U.K. Firms Must Justify Executive Pay Gaps Under Government Plan

U.K. Firms Must Justify Executive Pay Gaps Under Government Plan

(Bloomberg) -- Large companies listed in the U.K. will have to explain the pay gap between bosses and employees under government plans to be submitted to Parliament on Monday.

Firms with more than 250 staff on their books will have to publish and justify the difference in pay between chief executives and workers and will have to detail how directors are acting in the interests of both employees and shareholders, the Department for Business, Energy and Industrial Strategy said. The new rules also require companies to provide their investors with information on the impact share price increases will have on long-term incentive plans.

The proposals follow U.K. lawmakers pledging in March that they would probe both executive pay and the gender pay gap at private companies. That followed a report by the High Pay Centre and the Chartered Institute of Personnel and Development in January which found it takes top executives at U.K. companies only three working days to earn the same as a typical worker would in a year.

U.K. Firms Must Justify Executive Pay Gaps Under Government Plan

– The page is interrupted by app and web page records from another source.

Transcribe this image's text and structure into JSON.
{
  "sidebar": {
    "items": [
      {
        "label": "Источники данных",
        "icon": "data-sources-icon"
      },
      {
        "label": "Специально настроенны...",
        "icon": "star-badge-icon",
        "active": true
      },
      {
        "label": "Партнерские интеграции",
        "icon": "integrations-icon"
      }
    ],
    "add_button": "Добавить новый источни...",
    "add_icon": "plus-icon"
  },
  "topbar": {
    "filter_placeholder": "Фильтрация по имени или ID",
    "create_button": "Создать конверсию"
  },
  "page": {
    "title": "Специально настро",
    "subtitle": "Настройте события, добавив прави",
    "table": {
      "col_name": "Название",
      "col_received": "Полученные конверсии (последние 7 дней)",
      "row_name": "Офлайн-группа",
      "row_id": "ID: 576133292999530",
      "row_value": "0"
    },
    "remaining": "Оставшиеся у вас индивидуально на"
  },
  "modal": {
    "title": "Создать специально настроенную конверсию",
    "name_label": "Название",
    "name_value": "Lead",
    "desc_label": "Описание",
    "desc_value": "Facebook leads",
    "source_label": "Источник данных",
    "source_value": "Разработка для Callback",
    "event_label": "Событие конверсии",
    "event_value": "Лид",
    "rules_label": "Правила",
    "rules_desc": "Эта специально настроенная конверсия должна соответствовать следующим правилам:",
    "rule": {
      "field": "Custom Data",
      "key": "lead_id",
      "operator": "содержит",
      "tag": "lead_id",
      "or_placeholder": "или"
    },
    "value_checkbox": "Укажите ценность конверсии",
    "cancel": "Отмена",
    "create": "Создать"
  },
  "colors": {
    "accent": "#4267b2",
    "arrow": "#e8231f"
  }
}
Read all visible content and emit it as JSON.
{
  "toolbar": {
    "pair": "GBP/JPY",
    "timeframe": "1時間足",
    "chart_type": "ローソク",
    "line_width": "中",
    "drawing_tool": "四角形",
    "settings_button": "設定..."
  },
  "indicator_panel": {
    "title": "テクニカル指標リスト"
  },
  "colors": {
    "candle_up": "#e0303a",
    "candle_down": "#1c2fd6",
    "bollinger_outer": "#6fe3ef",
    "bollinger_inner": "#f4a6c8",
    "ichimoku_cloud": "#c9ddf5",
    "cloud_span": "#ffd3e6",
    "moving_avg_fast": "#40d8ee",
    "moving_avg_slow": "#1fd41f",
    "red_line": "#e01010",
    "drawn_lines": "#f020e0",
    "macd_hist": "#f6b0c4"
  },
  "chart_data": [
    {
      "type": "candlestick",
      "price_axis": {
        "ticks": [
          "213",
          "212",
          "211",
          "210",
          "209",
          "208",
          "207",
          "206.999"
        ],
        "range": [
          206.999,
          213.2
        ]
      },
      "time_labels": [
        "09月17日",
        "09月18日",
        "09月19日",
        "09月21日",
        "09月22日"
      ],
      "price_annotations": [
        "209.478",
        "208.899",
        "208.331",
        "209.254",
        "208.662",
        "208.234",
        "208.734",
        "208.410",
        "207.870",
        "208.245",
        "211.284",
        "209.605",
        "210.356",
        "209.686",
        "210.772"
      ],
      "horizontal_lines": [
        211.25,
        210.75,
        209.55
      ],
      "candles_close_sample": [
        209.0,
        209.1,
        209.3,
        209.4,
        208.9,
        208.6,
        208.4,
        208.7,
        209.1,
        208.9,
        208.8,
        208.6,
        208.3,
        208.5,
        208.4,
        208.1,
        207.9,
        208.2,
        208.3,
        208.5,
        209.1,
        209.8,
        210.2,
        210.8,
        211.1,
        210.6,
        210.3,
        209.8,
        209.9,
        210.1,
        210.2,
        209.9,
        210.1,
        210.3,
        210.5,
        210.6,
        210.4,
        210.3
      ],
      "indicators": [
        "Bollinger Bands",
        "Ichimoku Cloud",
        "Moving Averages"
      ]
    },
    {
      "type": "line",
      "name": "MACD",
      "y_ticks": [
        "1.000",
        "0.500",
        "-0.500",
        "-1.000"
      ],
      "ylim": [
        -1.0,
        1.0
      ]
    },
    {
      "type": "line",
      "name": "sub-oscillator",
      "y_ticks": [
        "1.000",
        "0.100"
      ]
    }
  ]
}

Prime Minister Theresa May has repeatedly spoken out against excessive wages in the corporate sector, and last year introduced measures to strengthen mandatory reporting around executive compensation.

Pay policies at U.K. companies have come into sharp focus in recent months. Lloyds Banking Group Plc saw just over a fifth of shareholders vote against its executive pay packets at its annual general meeting in May. Oil giant Royal Dutch Shell Plc, industrial takeover specialist Melrose Industries Plc and pharmaceutical firm AstraZeneca Plc have also faced opposition to pay plans for their bosses.

“Most of the U.K.’s largest companies get their business practices right but we understand the anger of workers and shareholders when bosses’ pay is out of step with company performance,” U.K. Business Secretary Greg Clark said in a statement. He added the new rules are designed to boost transparency and accountability “at the highest levels, while helping build a fairer economy that works for everyone.”

To contact the reporter on this story: Sam Unsted in London at

To contact the editors responsible for this story: Beth Mellor at, Zoe Schneeweiss, Steve Geimann

©2018 Bloomberg L.P.